App and web page records:
════════════════

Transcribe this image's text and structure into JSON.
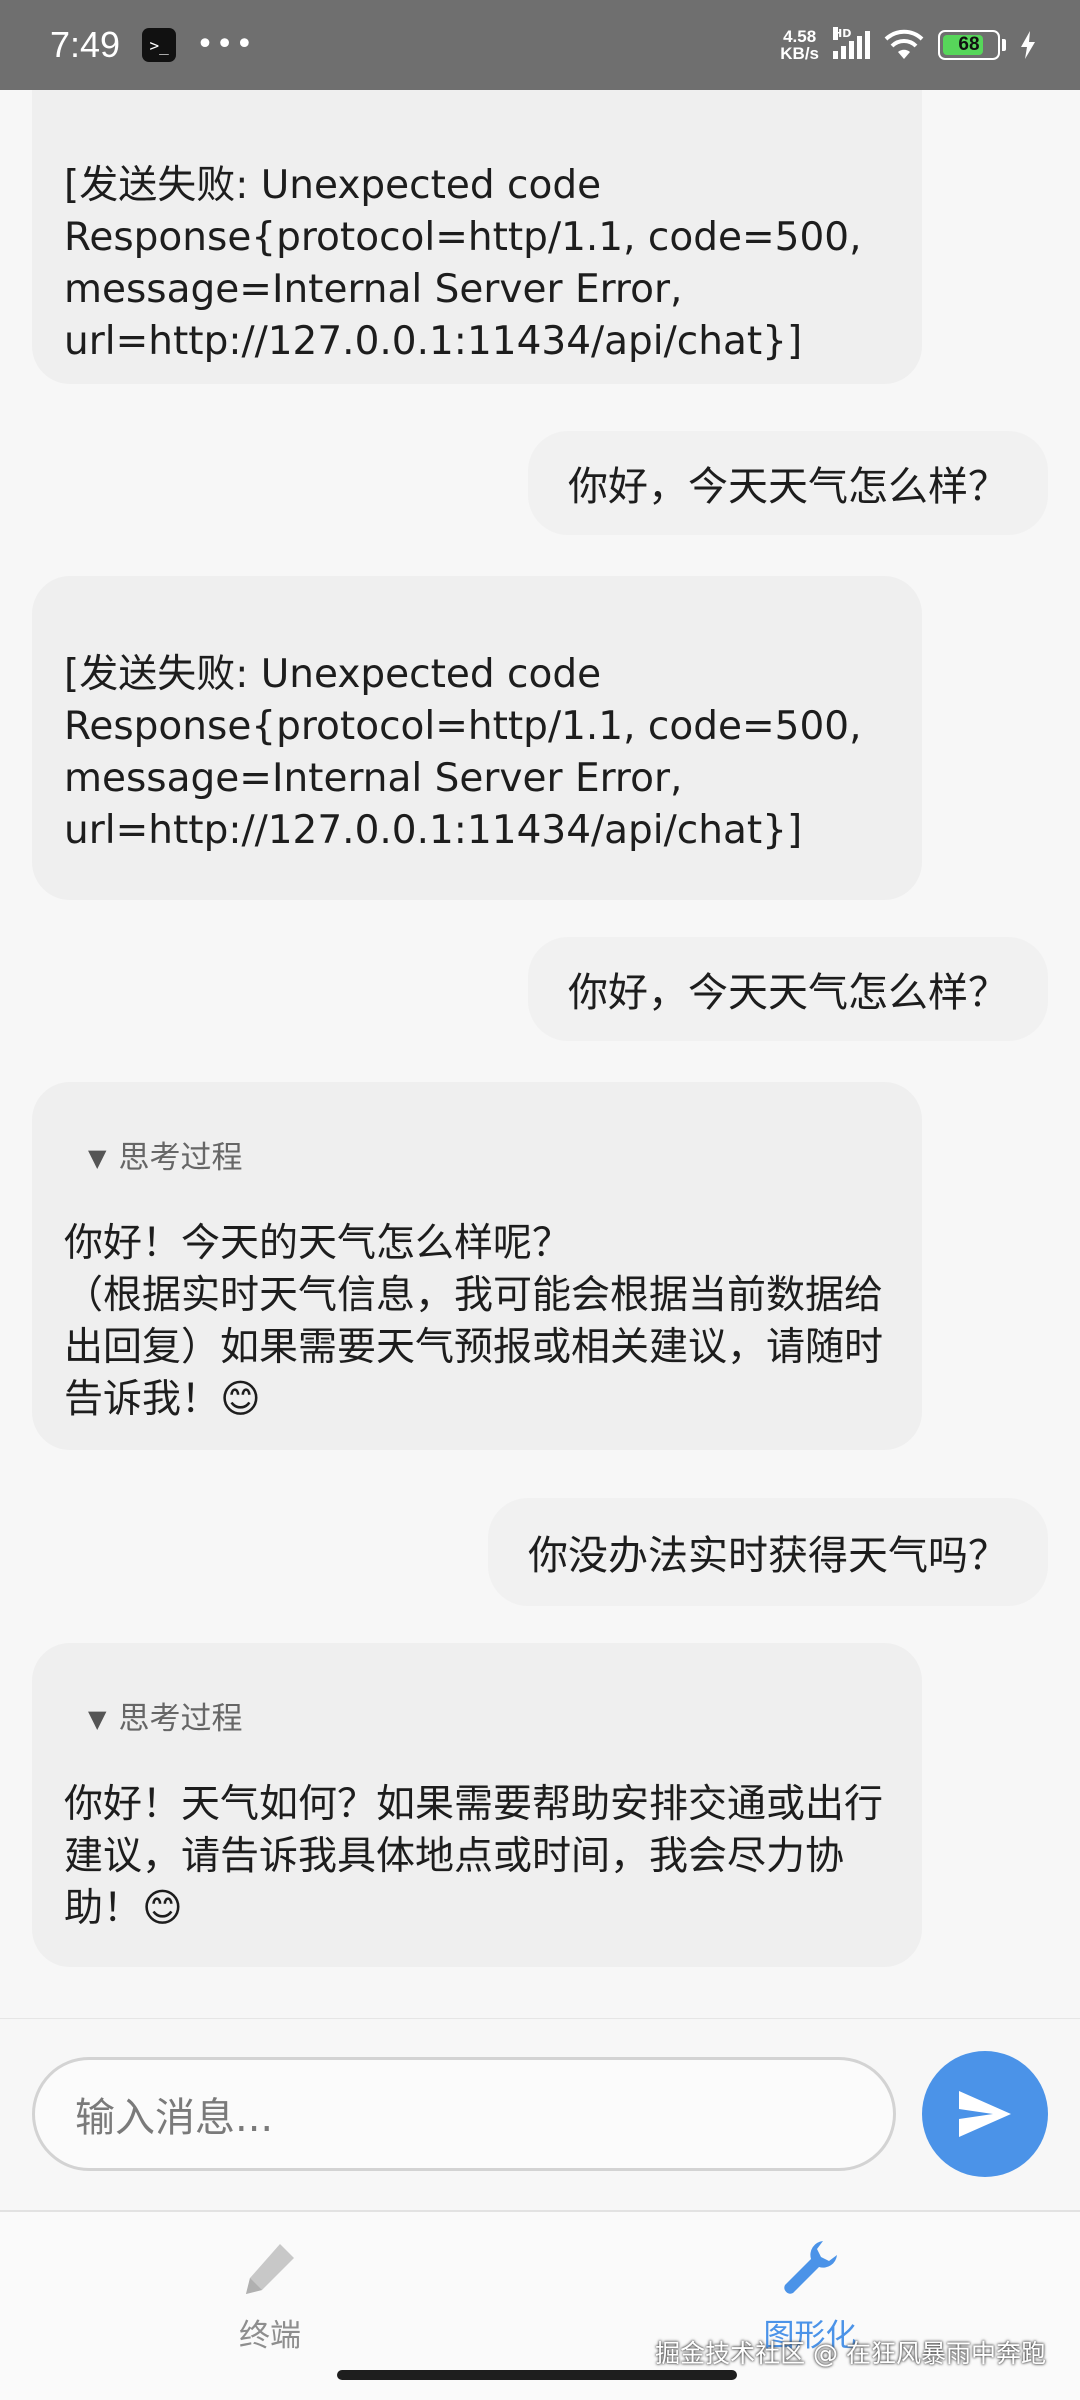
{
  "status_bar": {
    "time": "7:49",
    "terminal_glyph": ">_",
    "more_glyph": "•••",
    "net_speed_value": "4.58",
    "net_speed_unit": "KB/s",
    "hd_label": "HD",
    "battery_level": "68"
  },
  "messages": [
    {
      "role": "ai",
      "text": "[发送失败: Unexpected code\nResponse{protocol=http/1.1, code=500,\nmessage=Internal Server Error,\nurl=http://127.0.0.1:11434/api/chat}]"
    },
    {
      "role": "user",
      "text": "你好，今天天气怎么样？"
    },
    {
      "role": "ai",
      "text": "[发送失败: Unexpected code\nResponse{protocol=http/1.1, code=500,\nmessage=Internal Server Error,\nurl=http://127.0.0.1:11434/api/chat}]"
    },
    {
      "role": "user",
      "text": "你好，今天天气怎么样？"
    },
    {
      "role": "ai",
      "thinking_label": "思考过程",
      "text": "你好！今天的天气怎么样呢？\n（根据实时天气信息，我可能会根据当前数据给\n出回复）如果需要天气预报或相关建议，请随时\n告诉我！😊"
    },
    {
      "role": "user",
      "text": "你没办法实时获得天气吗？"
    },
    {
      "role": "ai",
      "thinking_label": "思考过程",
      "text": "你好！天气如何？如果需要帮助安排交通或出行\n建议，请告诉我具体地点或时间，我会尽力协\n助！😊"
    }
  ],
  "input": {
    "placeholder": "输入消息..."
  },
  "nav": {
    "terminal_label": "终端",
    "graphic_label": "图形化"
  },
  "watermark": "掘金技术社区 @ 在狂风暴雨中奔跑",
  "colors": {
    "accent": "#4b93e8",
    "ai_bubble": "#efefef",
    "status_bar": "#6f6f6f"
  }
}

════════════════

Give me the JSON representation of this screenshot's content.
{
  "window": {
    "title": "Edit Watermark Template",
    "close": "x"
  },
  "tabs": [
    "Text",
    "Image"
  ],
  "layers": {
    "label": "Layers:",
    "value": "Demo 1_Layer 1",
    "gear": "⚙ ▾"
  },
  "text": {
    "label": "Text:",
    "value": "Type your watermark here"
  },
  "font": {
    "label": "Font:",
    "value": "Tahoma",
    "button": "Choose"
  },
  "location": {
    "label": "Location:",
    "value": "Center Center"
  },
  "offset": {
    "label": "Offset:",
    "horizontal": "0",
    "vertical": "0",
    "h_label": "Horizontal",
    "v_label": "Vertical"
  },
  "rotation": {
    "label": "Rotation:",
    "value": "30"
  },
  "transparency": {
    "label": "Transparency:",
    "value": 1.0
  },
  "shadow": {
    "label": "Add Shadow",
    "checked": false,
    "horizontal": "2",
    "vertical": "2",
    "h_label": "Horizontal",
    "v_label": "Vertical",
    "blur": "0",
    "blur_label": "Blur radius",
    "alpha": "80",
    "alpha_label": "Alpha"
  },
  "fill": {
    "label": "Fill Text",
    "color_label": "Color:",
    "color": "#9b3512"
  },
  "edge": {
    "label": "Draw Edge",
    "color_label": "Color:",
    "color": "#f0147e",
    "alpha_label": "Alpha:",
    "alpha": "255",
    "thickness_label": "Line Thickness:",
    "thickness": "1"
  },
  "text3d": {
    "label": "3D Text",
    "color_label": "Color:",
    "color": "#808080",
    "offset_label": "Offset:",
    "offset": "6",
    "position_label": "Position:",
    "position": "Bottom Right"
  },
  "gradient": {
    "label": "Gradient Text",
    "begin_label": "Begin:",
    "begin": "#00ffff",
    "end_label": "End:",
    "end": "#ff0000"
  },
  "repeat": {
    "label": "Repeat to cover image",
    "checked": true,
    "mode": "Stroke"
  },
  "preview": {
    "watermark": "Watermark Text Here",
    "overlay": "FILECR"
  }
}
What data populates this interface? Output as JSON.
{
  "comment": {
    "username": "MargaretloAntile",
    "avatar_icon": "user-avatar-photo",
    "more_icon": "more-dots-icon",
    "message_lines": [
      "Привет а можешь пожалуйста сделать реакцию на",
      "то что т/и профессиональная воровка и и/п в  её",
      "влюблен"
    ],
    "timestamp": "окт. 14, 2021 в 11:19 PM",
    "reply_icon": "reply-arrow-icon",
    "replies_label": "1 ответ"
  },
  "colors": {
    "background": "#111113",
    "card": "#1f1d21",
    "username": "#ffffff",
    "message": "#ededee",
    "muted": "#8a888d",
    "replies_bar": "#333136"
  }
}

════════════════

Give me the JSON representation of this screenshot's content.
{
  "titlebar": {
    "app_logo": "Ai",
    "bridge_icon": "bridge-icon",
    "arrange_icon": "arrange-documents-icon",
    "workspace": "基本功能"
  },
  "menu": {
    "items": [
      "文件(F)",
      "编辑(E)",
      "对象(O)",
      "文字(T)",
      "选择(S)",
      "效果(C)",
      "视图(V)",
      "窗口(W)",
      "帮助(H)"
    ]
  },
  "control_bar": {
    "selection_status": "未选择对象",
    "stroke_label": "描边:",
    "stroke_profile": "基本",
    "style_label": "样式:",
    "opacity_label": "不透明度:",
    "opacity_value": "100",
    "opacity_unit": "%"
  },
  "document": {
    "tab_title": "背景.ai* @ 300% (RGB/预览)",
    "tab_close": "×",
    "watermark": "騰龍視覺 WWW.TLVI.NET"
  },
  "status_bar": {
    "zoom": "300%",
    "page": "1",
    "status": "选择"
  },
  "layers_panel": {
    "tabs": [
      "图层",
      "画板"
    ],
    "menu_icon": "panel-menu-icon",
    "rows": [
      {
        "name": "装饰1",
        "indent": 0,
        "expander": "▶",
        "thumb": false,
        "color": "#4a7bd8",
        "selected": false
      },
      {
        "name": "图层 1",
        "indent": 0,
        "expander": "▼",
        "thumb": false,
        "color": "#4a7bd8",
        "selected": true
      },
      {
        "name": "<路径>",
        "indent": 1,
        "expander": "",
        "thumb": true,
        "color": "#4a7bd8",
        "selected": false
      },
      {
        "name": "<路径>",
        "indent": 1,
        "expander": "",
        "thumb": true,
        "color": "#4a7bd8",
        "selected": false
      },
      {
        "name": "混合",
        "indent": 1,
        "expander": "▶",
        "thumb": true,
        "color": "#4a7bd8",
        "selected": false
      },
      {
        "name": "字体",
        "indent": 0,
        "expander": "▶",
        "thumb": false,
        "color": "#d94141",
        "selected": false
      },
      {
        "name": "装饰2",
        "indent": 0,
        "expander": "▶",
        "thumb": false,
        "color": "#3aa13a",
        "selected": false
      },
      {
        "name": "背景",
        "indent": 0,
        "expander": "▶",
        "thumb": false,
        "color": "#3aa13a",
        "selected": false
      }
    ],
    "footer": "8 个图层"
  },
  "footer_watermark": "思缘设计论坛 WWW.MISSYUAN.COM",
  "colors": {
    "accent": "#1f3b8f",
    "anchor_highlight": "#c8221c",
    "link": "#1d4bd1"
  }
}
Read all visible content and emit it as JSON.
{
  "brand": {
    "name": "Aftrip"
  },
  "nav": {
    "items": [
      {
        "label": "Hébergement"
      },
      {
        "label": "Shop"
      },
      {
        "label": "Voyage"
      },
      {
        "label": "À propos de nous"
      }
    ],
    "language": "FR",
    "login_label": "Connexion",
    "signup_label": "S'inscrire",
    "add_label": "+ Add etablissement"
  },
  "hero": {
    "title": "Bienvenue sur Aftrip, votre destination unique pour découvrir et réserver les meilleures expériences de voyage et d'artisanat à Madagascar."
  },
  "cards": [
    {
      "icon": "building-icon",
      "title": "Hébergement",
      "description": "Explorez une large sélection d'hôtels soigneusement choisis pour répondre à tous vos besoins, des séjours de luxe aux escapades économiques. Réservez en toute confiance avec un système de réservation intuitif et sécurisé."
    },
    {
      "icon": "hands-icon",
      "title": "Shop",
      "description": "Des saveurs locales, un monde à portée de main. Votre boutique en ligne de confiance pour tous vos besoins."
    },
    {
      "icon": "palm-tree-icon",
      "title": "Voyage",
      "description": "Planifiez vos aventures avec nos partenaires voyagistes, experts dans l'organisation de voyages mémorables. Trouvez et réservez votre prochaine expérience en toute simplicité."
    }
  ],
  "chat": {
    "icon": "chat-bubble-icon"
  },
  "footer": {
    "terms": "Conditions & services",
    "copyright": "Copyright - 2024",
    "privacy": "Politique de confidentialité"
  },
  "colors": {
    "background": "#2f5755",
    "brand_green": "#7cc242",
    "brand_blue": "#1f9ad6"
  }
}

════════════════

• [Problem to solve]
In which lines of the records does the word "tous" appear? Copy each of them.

• [Result of the exercise]
      "description": "Explorez une large sélection d'hôtels soigneusement choisis pour répondre à tous vos besoins, des séjours de luxe aux escapades économiques. Réservez en toute confiance avec un système de réservation intuitif et sécurisé."
      "description": "Des saveurs locales, un monde à portée de main. Votre boutique en ligne de confiance pour tous vos besoins."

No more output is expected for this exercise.